*Was noticed in 1970 when observers noticed that developed societies were deriving more meaning from consumption
What has been called the premier consumer culture?
What was the rise of consumer culture linked to?
The rise of the modern world in the West
What was a key development to consumer culture in the mid-twentieth century?
Children's sections in department stores
What is "pester power?"
The ability for children to nag their parents into buying something-effective not only in selling children's products but also for getting children to influence their parents' purchases
What percentage of Americans had used the Internet to buy a product online in 2000?
What did that number increase to by 2010?
When did the Great Recession last?
Late 2007 to mid-2009
What is a postconsumer culture?
When consumers lose their ability/desire to consume for a period of time. They have reasons to spend carefully, and a fear of a recession return. Consumers are growing increasingly embarrassed in regard to showy demonstrations of wealth
Describe the change in the US savings rate
During the first decade of the 21st century, the personal savings rate averaged about 2.7% of disposable income, approached zero at several points.
At height of Great Recession= more than 8%
Mid-2011: Rate still exceeded 5%
Involves radically transforming an intended message in popular culture, especially one associated with the mass media
1. Form of social protest aimed at revealing underlying realities of which consumers may be unaware. (Ex: cigarette smoking and its dangers)
Ex: Magazine, Adbusters. Main targets are in realm of consumption.

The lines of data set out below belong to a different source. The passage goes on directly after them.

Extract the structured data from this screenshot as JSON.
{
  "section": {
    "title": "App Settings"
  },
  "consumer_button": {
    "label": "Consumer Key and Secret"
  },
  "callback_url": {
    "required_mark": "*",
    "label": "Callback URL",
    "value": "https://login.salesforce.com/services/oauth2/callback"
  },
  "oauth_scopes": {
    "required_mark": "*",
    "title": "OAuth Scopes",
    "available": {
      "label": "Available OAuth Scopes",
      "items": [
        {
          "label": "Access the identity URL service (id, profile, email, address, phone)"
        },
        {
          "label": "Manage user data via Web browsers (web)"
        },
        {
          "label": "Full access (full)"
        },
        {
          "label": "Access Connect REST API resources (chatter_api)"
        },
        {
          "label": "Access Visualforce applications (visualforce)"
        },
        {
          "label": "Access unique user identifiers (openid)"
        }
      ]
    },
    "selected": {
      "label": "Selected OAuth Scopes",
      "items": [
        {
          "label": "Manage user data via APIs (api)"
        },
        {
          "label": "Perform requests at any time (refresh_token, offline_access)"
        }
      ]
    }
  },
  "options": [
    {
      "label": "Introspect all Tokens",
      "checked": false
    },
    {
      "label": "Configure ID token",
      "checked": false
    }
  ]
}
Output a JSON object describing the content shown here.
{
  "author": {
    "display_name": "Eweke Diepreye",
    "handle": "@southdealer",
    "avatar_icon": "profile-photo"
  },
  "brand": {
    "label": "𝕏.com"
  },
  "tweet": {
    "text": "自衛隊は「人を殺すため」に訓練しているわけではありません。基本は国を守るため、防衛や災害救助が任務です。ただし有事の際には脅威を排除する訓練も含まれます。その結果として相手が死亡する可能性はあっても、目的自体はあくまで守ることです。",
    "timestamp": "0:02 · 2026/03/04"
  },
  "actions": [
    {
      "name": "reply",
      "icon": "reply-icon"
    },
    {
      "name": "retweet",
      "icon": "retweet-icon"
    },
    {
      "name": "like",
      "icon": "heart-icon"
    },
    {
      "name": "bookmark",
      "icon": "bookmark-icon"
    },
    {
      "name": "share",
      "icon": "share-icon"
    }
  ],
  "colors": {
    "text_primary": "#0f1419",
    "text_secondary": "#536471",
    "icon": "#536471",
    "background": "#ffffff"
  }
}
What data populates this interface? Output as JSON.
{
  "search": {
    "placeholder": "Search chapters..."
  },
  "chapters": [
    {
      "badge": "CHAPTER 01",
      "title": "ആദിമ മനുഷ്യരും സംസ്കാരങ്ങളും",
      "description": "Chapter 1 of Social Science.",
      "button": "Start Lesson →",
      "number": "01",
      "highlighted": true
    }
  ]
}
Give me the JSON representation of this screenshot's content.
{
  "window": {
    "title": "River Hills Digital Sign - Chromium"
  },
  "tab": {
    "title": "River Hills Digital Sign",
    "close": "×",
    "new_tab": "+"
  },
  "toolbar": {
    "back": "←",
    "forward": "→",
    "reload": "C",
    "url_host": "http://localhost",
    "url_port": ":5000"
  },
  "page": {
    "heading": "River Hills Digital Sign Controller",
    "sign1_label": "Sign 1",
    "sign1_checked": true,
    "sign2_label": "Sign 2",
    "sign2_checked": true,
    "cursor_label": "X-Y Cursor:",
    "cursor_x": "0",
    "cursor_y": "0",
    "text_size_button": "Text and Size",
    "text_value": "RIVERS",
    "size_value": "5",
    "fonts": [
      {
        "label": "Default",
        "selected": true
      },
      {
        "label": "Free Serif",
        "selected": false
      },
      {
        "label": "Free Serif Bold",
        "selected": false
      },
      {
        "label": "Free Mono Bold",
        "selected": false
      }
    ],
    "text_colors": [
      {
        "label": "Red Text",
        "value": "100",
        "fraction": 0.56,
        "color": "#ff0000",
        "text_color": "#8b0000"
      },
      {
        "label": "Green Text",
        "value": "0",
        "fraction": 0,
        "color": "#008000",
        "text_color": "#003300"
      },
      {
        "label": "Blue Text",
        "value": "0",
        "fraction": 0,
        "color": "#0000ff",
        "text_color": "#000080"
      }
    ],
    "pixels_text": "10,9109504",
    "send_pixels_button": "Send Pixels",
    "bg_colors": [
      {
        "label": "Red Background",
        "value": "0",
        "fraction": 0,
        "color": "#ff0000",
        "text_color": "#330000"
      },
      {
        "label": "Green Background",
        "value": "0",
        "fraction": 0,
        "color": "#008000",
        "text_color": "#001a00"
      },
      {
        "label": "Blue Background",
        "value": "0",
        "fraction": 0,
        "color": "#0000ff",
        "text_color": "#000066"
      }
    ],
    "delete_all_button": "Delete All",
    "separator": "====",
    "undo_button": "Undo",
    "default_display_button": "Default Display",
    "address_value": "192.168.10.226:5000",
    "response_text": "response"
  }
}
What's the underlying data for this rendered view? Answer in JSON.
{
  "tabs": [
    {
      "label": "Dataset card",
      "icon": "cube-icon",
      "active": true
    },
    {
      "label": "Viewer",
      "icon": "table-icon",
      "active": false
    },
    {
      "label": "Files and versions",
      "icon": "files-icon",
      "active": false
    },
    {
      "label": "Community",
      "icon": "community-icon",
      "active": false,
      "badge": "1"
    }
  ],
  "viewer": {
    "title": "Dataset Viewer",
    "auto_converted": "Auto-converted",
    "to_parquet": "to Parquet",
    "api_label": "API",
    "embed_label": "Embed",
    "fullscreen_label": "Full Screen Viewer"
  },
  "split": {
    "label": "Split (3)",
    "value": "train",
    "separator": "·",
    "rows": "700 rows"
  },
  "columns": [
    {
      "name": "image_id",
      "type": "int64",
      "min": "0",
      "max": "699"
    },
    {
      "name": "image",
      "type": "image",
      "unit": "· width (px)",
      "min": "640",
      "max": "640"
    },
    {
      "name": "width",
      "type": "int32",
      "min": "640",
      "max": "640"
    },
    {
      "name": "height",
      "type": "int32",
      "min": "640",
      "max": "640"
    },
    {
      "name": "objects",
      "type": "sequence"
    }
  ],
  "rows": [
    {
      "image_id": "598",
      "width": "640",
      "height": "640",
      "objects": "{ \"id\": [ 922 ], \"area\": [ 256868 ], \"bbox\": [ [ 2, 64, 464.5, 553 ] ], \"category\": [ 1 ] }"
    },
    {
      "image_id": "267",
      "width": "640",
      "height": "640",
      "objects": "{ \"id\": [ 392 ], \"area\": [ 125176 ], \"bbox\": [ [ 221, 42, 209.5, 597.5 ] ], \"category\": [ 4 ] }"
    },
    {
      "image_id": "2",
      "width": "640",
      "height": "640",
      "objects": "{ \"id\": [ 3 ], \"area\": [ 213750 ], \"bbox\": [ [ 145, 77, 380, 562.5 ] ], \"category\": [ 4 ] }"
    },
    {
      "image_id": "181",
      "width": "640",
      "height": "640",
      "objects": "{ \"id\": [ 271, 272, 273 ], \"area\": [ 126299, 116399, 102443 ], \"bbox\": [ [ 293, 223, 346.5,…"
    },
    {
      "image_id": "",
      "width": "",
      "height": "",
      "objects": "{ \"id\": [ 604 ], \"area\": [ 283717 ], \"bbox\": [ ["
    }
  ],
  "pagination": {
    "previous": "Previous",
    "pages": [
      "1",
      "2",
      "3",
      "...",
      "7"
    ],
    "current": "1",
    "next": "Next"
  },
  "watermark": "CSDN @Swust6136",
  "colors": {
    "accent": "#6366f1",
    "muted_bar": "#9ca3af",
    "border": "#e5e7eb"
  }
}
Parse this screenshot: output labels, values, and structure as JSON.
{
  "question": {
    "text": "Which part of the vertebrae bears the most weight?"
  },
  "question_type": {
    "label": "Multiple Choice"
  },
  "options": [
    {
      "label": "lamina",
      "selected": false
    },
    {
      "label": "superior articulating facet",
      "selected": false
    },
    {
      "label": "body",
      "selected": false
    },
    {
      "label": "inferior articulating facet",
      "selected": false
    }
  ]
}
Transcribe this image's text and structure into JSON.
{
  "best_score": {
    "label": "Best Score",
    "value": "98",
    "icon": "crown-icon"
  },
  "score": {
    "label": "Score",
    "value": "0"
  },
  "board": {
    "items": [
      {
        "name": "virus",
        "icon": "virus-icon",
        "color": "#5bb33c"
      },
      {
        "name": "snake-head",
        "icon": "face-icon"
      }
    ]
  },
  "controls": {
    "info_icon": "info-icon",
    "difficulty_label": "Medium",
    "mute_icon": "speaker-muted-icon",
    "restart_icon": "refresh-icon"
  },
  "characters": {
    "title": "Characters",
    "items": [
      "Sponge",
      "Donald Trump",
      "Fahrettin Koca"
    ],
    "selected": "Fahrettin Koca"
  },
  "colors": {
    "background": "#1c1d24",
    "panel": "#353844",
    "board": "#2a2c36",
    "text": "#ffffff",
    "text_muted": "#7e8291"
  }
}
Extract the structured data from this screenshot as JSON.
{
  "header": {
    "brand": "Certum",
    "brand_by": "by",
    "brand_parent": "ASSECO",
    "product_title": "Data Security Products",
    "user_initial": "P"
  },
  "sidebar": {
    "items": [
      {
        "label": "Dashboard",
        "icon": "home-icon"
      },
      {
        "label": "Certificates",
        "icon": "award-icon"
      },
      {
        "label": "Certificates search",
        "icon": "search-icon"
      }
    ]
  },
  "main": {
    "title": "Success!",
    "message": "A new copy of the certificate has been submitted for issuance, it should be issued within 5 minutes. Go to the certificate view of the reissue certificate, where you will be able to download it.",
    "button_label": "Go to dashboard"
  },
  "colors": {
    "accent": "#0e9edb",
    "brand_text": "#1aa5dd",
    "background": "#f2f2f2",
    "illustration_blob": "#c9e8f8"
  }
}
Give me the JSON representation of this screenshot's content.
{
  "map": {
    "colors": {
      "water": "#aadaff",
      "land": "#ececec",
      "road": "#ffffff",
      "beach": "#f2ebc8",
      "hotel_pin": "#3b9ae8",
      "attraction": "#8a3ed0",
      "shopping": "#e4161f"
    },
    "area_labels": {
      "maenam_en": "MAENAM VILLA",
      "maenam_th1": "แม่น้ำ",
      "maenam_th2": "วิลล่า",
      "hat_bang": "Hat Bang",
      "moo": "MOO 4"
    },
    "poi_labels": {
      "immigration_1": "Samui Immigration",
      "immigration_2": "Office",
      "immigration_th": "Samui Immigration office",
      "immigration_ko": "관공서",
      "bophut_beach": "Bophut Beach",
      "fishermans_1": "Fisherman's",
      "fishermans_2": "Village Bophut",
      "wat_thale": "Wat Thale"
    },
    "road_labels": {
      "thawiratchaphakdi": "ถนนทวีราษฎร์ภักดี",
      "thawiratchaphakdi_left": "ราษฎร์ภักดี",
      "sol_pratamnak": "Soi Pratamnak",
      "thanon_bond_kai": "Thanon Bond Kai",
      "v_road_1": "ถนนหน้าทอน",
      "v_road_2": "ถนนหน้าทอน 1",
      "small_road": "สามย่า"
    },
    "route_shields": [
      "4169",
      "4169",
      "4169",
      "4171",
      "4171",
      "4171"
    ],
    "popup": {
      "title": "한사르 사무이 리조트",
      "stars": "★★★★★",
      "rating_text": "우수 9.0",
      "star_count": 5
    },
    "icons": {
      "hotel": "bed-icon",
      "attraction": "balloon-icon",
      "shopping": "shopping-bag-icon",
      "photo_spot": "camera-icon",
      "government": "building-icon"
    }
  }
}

Idea is to change a corporation's ads which are aimed at increasing consumption, to anticorporate, anticonsumption ads
Has the characteristics of all culture, including distinctive values and norms. More fluid than culture in general
What are some distinctive values of cyberculture?
2. Knowledge sharing
Values have their roots in the open-source software that emerged before computing became an attractive commercial opportunity
This set is often in folders with...
Intro Sociology Chapter 3 Culture
chapter 1 sociology quiz
You might also like...
Ritzer Sociology Chapter 3
Chapter 3 Essentials of Sociology George Ritzer
Sociology -Ch 4
Sociology Exam 1
Other sets by this creator
Kaplan's Word Groups
Gre Vocab 3
GRE Vocab 2
Other Quizlet sets
Past paper questions in computing
Economics: Competitive markets (demand a…
Often Missed - Real Estate Course
Mastering Biology chap 2-4